This mechanism could also be used to put the propellers at an angle sideways to get more swept area, in the ‘tensioned between mountains’ use case. The added complexiy probably makes it not worth it though.
I madea a drawing: superturbine variant

And implementing rotors for torque and power generation, alternating with autogyro-like rotors for lift?

If the autogyros are just for lift one might as well use lifters.

Autogyros can produce also a little torque. But it can be better to segment the axis to reach higher altitude winds, using torque rotors on the same shaft, then autogyros and a kite lifter on a rope or a stick, then another shaft with torque rotors and generator aloft, then autogyros and a kite on a rope, and so on, finally maybe.

But how would one make use from the torque of the autogyros? They can’t be on the same shaft as the regular propellers. This sounds overly complicated. The gyrokite by sky windpower would be a simpler, better, solution than that.

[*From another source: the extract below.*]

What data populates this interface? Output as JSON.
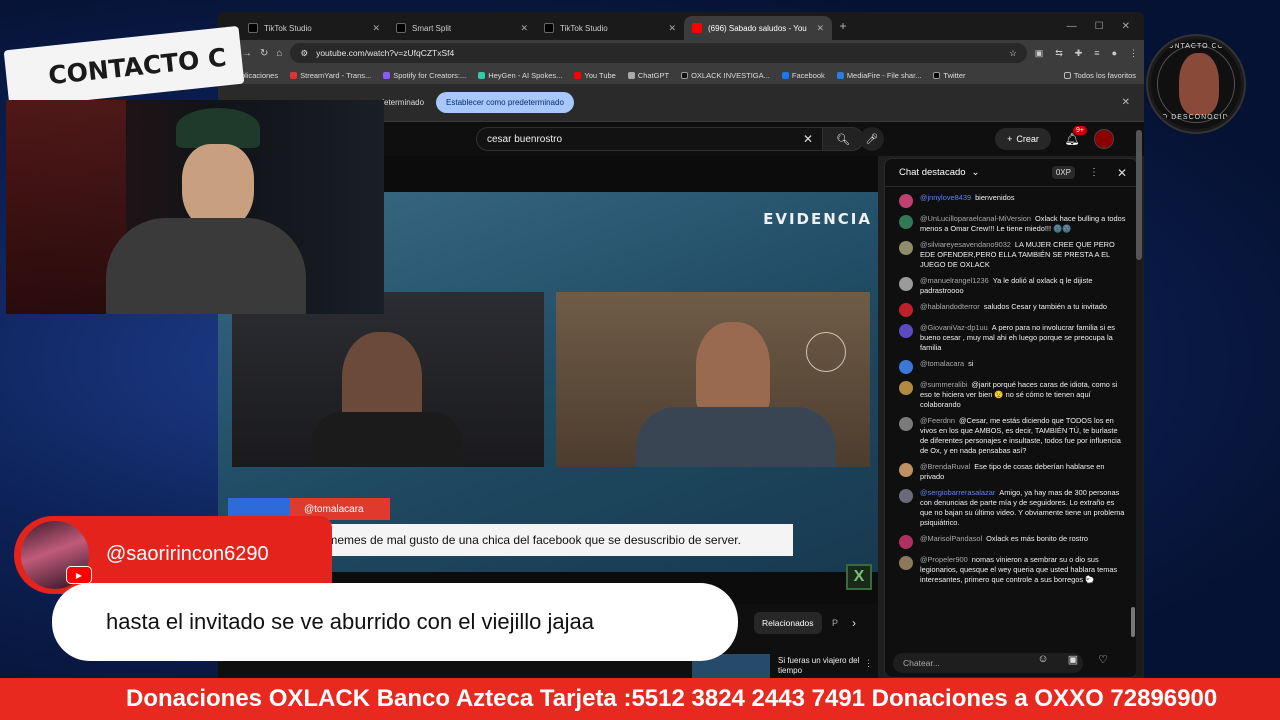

The small torque of the autogyros would be used like the large torque of the other propellers, all the propellers being on the same shaft, but above all autogyros would bring thrust and lift.
The torque of the autogyros is not used as only thrust and lift are used like on for only one autogyro. The shaft can be segmented.

Yes both are complicated.

The Sky windpower autogyro-helicopter uses torque with a generator aloft. It is simpler but the swept area is limited in regard to the tether length.

Individual sections not too long, larger diameter, and pressurized (of filled with foam):

I think, like I said earlier, that that does not hold for thin-walled structures.

For a thin-walled structure, most of the extra volume is air, which is of course neutrally buoyant in air.

Related, from the YouTube comments under the video I linked earlier in this thread:

I took that into account. When scaling linearily, the torque capacity increases more than linearily. Still all in all its not all rosy and not impossible


As blade material scaling is also discussed, here is a link of a manufacturer of blades for wind turbines:

ATV 03m00 compared to ATV 28m30 seems indicate that the mass of these blades scales lower than a cubed rate.


Searching for “turbine blade size logarithmic” gives this for example, which I think might also be relevant for a drive shaft:

Upscaling_Wind_Turbines.pdf (1.1 MB)



IMHO a blade could scale like a drive shaft for its hollow part towards the root.